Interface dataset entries

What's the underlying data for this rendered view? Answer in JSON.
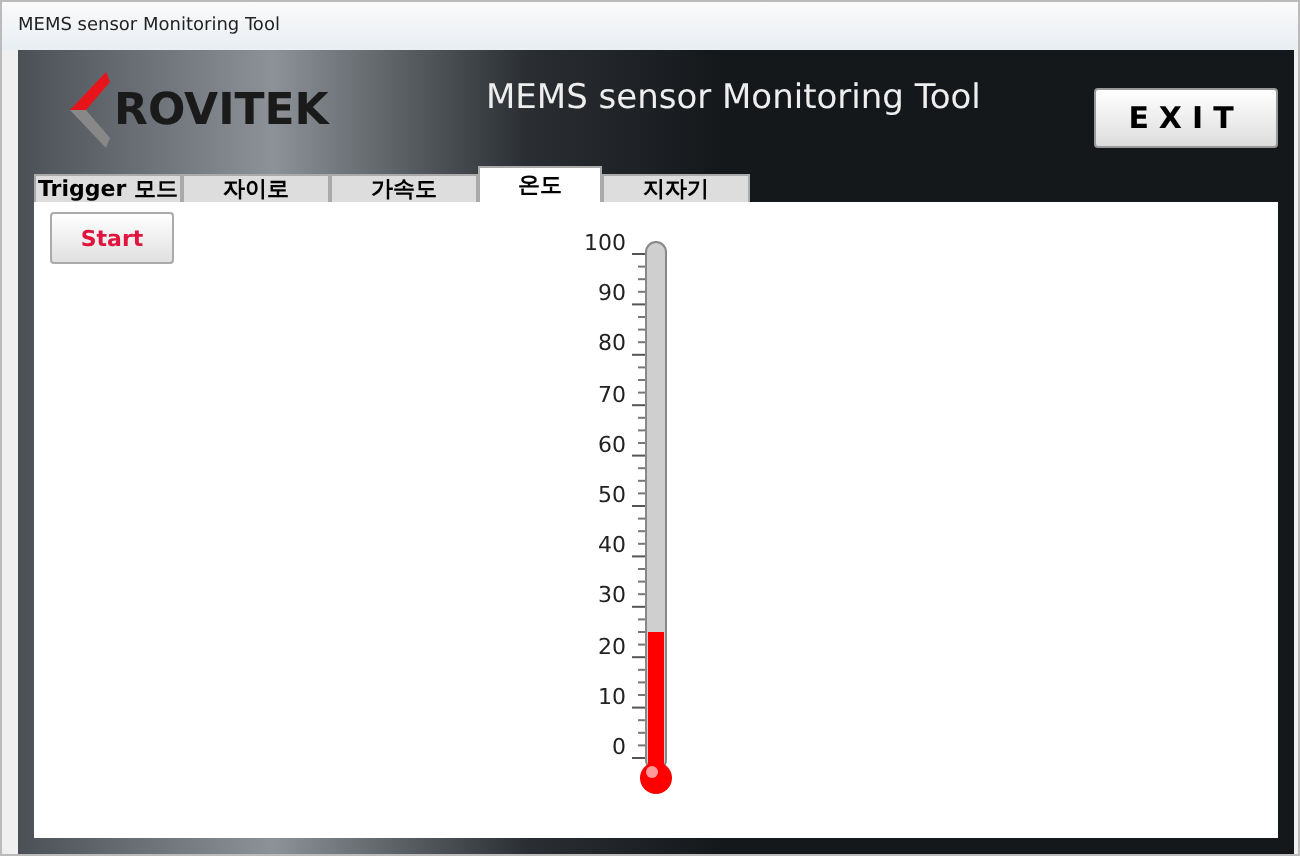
{
  "window": {
    "title": "MEMS sensor Monitoring Tool"
  },
  "header": {
    "logo": "ROVITEK",
    "title": "MEMS sensor Monitoring Tool",
    "exit_button": "EXIT"
  },
  "tabs": [
    {
      "label": "Trigger 모드",
      "selected": false
    },
    {
      "label": "자이로",
      "selected": false
    },
    {
      "label": "가속도",
      "selected": false
    },
    {
      "label": "온도",
      "selected": true
    },
    {
      "label": "지자기",
      "selected": false
    }
  ],
  "start_button": "Start",
  "thermometer": {
    "level": 0.25,
    "scale": [
      "100",
      "90",
      "80",
      "70",
      "60",
      "50",
      "40",
      "30",
      "20",
      "10",
      "0"
    ]
  }
}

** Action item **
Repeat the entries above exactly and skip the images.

** Exercise answer **
What's the underlying data for this rendered view? Answer in JSON.
{
  "window": {
    "title": "MEMS sensor Monitoring Tool"
  },
  "header": {
    "logo": "ROVITEK",
    "title": "MEMS sensor Monitoring Tool",
    "exit_button": "EXIT"
  },
  "tabs": [
    {
      "label": "Trigger 모드",
      "selected": false
    },
    {
      "label": "자이로",
      "selected": false
    },
    {
      "label": "가속도",
      "selected": false
    },
    {
      "label": "온도",
      "selected": true
    },
    {
      "label": "지자기",
      "selected": false
    }
  ],
  "start_button": "Start",
  "thermometer": {
    "level": 0.25,
    "scale": [
      "100",
      "90",
      "80",
      "70",
      "60",
      "50",
      "40",
      "30",
      "20",
      "10",
      "0"
    ]
  }
}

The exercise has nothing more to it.